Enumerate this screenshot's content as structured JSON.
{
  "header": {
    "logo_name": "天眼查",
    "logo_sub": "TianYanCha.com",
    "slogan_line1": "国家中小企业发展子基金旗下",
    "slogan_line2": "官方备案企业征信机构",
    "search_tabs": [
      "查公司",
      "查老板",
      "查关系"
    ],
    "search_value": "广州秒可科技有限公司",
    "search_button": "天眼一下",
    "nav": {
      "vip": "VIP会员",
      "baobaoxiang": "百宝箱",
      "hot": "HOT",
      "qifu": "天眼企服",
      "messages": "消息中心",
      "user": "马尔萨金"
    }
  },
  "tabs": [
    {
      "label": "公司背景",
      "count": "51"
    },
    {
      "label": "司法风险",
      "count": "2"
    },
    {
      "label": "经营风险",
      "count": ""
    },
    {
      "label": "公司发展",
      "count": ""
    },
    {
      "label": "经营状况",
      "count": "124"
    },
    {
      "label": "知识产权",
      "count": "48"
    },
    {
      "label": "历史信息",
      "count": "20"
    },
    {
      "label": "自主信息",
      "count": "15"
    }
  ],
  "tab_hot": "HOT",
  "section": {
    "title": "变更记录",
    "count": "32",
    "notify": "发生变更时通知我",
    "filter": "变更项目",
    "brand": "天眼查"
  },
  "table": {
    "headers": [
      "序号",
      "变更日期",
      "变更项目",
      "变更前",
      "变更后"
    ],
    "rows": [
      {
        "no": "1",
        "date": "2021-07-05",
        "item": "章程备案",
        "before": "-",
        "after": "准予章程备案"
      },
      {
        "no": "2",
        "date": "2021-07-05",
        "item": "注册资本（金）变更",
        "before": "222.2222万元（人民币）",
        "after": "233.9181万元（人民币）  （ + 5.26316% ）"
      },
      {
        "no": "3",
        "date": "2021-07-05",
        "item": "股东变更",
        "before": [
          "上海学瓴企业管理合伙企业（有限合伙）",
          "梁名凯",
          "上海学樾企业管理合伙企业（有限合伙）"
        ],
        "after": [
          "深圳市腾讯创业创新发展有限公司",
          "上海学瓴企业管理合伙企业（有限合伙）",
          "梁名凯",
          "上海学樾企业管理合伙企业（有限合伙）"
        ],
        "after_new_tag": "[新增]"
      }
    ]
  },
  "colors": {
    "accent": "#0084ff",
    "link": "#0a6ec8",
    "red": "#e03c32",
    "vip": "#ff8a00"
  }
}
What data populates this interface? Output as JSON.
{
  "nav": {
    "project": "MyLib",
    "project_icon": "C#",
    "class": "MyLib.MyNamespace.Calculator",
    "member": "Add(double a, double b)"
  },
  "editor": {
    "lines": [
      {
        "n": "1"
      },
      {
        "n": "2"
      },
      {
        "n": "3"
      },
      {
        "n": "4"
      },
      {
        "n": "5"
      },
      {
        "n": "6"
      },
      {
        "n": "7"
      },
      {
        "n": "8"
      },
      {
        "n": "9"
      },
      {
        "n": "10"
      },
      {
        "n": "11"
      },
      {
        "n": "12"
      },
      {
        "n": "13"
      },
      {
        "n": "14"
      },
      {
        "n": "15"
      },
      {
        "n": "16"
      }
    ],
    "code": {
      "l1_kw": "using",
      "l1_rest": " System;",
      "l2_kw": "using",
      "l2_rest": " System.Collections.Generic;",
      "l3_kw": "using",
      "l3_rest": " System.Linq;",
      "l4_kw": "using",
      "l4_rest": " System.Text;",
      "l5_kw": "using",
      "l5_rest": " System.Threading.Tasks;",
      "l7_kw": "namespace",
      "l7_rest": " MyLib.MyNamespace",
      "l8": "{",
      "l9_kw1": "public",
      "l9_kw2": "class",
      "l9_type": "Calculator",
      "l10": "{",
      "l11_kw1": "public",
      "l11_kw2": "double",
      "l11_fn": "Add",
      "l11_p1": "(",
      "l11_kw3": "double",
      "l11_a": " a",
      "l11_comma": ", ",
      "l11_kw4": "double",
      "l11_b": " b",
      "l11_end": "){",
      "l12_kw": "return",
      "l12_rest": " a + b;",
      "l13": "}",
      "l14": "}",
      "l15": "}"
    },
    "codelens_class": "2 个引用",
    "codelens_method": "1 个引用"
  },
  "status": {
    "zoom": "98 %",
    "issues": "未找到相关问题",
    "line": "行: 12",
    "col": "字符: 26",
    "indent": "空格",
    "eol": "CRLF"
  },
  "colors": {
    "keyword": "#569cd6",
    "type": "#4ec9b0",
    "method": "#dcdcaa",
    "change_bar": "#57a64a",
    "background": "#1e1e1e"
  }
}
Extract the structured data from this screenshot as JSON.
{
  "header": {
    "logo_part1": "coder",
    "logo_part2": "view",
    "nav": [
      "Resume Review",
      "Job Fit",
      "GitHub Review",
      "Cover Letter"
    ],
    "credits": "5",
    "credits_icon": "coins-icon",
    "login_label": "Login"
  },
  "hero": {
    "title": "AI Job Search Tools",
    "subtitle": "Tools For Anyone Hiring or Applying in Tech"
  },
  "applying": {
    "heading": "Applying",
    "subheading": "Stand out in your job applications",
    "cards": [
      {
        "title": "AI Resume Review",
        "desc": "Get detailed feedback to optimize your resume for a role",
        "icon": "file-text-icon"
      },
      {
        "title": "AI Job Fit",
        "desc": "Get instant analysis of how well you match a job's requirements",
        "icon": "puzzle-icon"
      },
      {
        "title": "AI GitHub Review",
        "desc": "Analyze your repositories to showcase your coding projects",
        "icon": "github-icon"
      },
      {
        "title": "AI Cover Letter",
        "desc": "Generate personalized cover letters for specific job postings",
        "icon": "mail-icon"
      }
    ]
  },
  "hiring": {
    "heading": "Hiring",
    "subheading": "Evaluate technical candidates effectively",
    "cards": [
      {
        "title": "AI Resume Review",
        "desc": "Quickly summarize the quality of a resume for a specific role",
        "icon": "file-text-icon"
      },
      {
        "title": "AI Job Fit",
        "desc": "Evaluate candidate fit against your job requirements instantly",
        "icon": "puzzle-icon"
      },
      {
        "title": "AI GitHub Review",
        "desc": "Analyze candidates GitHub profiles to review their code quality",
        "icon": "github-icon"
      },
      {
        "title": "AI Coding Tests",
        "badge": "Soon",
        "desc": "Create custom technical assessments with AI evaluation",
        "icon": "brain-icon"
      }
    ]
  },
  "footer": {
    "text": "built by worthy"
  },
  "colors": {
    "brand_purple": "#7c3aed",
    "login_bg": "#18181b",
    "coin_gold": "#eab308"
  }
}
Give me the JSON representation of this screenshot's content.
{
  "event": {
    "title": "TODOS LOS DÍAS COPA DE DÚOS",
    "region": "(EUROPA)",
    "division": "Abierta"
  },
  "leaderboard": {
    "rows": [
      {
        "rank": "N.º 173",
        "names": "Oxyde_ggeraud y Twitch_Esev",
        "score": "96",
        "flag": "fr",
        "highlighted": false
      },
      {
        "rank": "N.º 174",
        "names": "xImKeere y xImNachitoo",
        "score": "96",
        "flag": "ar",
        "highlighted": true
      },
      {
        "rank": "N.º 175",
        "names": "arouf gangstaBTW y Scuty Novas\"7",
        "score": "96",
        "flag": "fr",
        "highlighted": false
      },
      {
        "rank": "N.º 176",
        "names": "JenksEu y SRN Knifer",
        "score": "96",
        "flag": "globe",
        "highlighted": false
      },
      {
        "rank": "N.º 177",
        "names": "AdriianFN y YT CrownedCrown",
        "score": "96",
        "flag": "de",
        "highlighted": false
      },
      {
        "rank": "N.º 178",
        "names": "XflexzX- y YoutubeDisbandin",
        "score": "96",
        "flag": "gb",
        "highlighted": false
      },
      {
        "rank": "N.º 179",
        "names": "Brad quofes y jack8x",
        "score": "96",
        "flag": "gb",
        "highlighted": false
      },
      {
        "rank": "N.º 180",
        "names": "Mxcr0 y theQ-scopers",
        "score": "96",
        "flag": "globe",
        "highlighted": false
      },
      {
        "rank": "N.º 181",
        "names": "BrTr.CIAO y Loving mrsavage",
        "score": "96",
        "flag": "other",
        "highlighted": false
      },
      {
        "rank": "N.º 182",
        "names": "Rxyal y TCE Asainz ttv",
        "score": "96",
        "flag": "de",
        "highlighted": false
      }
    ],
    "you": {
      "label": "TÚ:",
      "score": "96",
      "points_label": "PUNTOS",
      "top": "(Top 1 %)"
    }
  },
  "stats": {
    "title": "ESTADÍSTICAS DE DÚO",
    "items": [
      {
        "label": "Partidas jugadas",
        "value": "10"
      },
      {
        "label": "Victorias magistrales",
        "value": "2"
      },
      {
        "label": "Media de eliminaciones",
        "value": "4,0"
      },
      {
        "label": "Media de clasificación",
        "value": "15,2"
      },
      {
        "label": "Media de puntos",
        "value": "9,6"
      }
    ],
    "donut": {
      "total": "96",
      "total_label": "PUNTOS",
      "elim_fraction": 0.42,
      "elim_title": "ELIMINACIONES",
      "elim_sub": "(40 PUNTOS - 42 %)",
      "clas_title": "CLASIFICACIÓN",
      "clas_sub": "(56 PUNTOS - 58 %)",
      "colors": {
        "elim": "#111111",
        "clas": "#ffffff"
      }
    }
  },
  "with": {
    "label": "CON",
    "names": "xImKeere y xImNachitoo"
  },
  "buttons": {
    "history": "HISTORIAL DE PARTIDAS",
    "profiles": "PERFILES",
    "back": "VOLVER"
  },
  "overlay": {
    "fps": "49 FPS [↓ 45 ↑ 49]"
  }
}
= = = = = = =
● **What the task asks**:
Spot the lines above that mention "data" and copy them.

● **Result for this task**:
What data populates this interface? Output as JSON.
Extract the structured data from this screenshot as JSON.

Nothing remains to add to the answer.